**ACTIVITY**
Print each line of the material again, keeping everything exact.

-----

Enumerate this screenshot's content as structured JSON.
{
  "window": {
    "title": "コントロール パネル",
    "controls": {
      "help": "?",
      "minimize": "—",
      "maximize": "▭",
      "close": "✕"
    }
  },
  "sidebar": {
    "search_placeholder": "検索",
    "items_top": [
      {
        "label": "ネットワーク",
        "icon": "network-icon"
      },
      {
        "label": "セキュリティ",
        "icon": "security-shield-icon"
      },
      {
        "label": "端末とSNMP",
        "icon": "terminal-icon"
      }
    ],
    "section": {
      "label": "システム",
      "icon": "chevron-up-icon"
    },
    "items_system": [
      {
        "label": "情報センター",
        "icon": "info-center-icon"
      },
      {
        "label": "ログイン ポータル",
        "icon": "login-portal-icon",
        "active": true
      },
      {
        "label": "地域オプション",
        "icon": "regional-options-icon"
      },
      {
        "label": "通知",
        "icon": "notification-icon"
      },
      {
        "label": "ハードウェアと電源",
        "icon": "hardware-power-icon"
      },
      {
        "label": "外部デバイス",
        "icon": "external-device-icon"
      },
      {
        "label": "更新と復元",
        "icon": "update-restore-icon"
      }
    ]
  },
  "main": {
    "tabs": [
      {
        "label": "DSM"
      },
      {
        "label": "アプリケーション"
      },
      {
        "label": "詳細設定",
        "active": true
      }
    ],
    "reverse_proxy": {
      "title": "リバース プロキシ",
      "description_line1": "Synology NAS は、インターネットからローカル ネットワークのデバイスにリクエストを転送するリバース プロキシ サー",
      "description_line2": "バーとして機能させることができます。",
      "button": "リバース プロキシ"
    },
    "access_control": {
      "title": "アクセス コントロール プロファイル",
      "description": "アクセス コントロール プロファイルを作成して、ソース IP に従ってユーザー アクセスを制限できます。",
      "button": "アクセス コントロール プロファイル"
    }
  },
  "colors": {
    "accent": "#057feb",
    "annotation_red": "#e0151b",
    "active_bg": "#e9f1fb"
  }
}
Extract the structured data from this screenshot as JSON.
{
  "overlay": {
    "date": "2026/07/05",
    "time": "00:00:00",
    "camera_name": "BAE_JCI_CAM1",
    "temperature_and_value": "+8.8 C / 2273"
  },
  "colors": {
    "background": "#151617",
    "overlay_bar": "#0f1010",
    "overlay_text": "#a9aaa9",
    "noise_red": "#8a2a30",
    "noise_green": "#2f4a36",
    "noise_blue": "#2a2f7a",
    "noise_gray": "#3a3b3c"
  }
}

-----

**RESPONSE TO THE EXERCISE**
Enumerate this screenshot's content as structured JSON.
{
  "window": {
    "title": "コントロール パネル",
    "controls": {
      "help": "?",
      "minimize": "—",
      "maximize": "▭",
      "close": "✕"
    }
  },
  "sidebar": {
    "search_placeholder": "検索",
    "items_top": [
      {
        "label": "ネットワーク",
        "icon": "network-icon"
      },
      {
        "label": "セキュリティ",
        "icon": "security-shield-icon"
      },
      {
        "label": "端末とSNMP",
        "icon": "terminal-icon"
      }
    ],
    "section": {
      "label": "システム",
      "icon": "chevron-up-icon"
    },
    "items_system": [
      {
        "label": "情報センター",
        "icon": "info-center-icon"
      },
      {
        "label": "ログイン ポータル",
        "icon": "login-portal-icon",
        "active": true
      },
      {
        "label": "地域オプション",
        "icon": "regional-options-icon"
      },
      {
        "label": "通知",
        "icon": "notification-icon"
      },
      {
        "label": "ハードウェアと電源",
        "icon": "hardware-power-icon"
      },
      {
        "label": "外部デバイス",
        "icon": "external-device-icon"
      },
      {
        "label": "更新と復元",
        "icon": "update-restore-icon"
      }
    ]
  },
  "main": {
    "tabs": [
      {
        "label": "DSM"
      },
      {
        "label": "アプリケーション"
      },
      {
        "label": "詳細設定",
        "active": true
      }
    ],
    "reverse_proxy": {
      "title": "リバース プロキシ",
      "description_line1": "Synology NAS は、インターネットからローカル ネットワークのデバイスにリクエストを転送するリバース プロキシ サー",
      "description_line2": "バーとして機能させることができます。",
      "button": "リバース プロキシ"
    },
    "access_control": {
      "title": "アクセス コントロール プロファイル",
      "description": "アクセス コントロール プロファイルを作成して、ソース IP に従ってユーザー アクセスを制限できます。",
      "button": "アクセス コントロール プロファイル"
    }
  },
  "colors": {
    "accent": "#057feb",
    "annotation_red": "#e0151b",
    "active_bg": "#e9f1fb"
  }
}
Extract the structured data from this screenshot as JSON.
{
  "overlay": {
    "date": "2026/07/05",
    "time": "00:00:00",
    "camera_name": "BAE_JCI_CAM1",
    "temperature_and_value": "+8.8 C / 2273"
  },
  "colors": {
    "background": "#151617",
    "overlay_bar": "#0f1010",
    "overlay_text": "#a9aaa9",
    "noise_red": "#8a2a30",
    "noise_green": "#2f4a36",
    "noise_blue": "#2a2f7a",
    "noise_gray": "#3a3b3c"
  }
}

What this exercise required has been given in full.